Currently, if an oversized person expires in the state of South Carolina and cremation is chosen as the method of disposition, there are only a few locations in the state with facilities large enough to accommodate them. For all the kids slaving away over math homework, I bet you won’t see any word problems about cremation in your textbook, but the interior of a standard retort is about 72 cubic feet. The dimensions are approximately 8 ft (L) x 3 ft (W) x 3 (H). This means that a body cannot be over 3 feet wide or high (when the body is lying flat in a supine, or face up, position). And yes, we do measure bodies. Oversized retorts are larger (10 ft x 3.75 ft x 3 ft and up), and can accommodate up to 1,000 lbs, but there are still limits. I suppose if a body was too large to cremate, it would have to be buried.
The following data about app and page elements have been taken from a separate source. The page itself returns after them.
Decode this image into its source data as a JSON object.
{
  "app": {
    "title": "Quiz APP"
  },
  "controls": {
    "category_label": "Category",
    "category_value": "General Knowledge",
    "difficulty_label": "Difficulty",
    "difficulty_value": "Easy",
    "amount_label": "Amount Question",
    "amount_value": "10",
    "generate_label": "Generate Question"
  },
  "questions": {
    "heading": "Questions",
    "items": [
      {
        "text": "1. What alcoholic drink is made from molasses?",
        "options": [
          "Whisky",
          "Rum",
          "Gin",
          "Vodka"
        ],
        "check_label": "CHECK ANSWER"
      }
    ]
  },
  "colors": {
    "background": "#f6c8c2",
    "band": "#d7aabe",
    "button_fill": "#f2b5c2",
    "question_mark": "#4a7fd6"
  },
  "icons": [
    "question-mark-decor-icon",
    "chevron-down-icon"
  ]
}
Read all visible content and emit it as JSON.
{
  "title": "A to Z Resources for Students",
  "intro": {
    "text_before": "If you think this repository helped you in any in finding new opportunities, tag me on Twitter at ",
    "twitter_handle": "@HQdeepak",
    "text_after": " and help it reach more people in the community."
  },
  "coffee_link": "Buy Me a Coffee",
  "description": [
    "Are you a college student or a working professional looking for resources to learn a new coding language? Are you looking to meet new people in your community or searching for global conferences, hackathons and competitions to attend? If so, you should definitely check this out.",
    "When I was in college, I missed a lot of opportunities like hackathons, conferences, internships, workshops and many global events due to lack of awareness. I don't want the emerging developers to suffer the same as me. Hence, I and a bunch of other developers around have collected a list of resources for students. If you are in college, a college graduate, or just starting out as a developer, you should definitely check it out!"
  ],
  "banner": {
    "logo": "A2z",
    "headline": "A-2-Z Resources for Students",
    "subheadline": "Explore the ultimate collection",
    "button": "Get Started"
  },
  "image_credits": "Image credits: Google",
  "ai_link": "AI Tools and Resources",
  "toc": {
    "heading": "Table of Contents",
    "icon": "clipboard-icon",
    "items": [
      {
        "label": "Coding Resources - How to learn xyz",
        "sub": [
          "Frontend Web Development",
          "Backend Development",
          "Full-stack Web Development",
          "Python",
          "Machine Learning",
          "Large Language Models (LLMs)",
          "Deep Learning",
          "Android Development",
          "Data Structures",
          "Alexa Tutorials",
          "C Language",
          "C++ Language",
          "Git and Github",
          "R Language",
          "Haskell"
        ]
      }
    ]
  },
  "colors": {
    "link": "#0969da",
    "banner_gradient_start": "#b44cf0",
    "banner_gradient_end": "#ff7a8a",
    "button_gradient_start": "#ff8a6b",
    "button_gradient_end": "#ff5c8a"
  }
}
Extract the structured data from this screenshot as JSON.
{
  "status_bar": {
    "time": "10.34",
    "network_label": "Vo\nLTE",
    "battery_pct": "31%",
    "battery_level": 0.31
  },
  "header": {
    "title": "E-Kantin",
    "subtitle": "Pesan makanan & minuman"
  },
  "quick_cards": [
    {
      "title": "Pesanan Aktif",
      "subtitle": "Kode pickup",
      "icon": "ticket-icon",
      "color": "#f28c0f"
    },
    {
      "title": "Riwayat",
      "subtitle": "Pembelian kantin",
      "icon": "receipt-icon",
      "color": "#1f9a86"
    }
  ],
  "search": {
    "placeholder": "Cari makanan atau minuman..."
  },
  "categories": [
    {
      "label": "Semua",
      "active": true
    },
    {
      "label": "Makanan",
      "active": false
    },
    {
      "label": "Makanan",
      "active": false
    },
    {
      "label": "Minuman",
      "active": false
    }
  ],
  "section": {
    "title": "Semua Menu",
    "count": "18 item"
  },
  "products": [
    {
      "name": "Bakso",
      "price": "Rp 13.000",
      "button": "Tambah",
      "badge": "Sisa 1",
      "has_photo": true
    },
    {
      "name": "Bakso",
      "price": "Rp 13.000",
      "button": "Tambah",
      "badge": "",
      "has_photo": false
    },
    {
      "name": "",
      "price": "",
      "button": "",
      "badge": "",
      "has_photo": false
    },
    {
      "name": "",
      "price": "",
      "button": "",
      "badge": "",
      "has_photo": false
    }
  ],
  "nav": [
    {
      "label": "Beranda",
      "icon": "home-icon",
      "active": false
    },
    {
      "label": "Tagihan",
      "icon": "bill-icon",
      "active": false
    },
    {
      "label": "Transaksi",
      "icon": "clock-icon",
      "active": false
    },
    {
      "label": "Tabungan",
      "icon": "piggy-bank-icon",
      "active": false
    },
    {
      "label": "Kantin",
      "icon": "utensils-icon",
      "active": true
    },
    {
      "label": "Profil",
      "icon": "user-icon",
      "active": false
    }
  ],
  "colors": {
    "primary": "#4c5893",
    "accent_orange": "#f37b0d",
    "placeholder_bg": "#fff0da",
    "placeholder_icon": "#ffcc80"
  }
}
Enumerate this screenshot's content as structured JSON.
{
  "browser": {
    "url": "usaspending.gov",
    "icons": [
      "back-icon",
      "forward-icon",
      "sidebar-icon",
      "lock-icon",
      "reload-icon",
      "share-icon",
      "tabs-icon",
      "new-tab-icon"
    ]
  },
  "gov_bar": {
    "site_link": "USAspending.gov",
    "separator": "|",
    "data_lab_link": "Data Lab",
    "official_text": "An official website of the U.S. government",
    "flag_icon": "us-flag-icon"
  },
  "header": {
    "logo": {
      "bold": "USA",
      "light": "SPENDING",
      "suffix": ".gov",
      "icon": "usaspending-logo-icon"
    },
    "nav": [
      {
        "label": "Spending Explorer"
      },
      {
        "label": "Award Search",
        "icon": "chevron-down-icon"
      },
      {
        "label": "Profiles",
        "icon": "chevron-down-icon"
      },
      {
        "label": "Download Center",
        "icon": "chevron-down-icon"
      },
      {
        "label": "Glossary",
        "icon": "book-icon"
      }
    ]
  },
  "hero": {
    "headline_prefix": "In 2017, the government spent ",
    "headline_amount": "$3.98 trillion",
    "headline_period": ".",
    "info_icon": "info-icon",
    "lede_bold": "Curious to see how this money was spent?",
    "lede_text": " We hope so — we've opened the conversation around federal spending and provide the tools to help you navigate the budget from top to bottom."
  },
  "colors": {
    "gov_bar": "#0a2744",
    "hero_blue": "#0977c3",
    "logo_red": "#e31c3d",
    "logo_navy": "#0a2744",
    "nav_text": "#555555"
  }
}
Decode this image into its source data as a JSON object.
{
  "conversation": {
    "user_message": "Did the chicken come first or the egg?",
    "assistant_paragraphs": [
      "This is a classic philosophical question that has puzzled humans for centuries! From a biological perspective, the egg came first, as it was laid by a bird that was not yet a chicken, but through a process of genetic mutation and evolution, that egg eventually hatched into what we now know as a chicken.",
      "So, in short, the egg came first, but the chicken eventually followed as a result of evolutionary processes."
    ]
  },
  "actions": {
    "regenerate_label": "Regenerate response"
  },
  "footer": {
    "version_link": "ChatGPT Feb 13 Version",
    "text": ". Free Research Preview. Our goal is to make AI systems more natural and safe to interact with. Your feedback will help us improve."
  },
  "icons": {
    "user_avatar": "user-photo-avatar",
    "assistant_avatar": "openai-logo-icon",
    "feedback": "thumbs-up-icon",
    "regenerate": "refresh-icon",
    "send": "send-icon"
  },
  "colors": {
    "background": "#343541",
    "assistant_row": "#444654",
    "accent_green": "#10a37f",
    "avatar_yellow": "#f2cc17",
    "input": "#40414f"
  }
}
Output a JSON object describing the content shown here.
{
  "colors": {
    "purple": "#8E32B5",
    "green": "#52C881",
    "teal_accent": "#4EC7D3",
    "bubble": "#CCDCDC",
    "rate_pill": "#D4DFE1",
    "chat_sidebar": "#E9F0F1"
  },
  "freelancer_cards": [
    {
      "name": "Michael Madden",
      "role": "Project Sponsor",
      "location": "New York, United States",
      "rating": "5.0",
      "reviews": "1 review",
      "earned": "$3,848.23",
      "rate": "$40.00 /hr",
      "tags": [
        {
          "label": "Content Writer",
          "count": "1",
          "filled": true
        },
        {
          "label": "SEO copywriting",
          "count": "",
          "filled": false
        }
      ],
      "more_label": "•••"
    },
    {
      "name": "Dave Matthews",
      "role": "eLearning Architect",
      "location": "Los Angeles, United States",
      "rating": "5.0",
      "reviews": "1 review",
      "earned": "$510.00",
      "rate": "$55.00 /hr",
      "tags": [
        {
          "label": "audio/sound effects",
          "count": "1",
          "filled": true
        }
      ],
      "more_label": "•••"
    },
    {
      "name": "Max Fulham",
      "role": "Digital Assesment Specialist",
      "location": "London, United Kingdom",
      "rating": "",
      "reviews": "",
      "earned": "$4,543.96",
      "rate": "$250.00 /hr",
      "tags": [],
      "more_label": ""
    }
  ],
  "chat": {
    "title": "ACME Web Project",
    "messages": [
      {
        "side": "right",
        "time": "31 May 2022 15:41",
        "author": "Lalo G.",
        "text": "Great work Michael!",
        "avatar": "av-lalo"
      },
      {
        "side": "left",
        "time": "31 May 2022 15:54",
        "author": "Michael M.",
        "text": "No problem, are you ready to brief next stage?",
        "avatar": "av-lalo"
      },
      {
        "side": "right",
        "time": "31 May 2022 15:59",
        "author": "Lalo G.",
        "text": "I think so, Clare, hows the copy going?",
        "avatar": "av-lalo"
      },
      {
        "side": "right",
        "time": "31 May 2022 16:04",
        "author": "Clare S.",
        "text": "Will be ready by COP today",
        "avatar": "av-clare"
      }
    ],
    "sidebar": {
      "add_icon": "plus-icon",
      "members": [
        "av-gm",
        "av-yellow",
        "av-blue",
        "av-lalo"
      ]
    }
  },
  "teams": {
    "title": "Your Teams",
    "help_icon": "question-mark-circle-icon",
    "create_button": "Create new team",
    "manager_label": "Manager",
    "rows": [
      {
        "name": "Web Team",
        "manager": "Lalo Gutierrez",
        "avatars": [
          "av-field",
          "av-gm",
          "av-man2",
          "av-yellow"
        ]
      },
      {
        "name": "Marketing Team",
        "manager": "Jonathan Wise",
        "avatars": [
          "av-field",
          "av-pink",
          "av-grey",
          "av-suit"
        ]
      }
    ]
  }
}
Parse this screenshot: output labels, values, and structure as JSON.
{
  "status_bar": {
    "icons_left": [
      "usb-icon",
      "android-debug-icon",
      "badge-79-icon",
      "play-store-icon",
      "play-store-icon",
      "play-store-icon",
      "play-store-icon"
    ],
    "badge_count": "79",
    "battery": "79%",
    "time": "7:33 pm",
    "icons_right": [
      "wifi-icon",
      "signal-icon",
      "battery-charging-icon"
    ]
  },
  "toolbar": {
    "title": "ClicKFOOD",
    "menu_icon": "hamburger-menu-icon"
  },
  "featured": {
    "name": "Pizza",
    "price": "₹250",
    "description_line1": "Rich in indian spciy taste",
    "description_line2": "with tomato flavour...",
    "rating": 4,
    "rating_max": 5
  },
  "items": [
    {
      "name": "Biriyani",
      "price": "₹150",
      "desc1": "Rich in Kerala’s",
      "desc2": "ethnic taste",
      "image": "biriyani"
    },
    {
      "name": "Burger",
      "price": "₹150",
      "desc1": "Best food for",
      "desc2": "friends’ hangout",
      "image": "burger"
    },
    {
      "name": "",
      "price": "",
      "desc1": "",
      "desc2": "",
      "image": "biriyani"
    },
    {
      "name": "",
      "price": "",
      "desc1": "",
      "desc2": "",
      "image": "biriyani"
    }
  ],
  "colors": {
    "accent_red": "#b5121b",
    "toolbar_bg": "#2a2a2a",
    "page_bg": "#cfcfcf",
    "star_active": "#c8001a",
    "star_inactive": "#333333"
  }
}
The cremation process involves air, flames, and temperatures over 1700 F. Combine all of these elements with copious amounts of fat and it creates an environment where fat comes into contact with a very hot surface and, simply put, can translate to a grease fire. These fires can even escape the confines of the retort and jeopardize the building itself and the surrounding area. Bodies with a high fat content are placed into the crematory head-first in an attempt to dissipate the initial ignition flame over the lower end of the body (the feet) instead of directly over the torso. Depending on the size of the body and the elements at play, the cremation burners may even need to be adjusted during the cremation process so that the temperature will not get too hot. Needless to say, constant monitoring is required for these kinds of situations.
I don’t mean to scare anyone with any of this information, and please know that despite my humor and candor, these issues are not something I take ‘lightly.’ As a deathcare professional, it is part of my duty to treat every body with honor and respect and to try in every situation to perform necessary tasks with dignity. The details listed here are, however, the unfortunate facts associated with unfortunate consequences of unhealthy lifestyles and debilitating conditions. Perhaps some of this mental imagery will help motivate you the next time you’re feeling like a couch potato. It certainly does for me!
For more information about crematory specs, feel free to search the web or visit: http://www.blcremationsystems.com/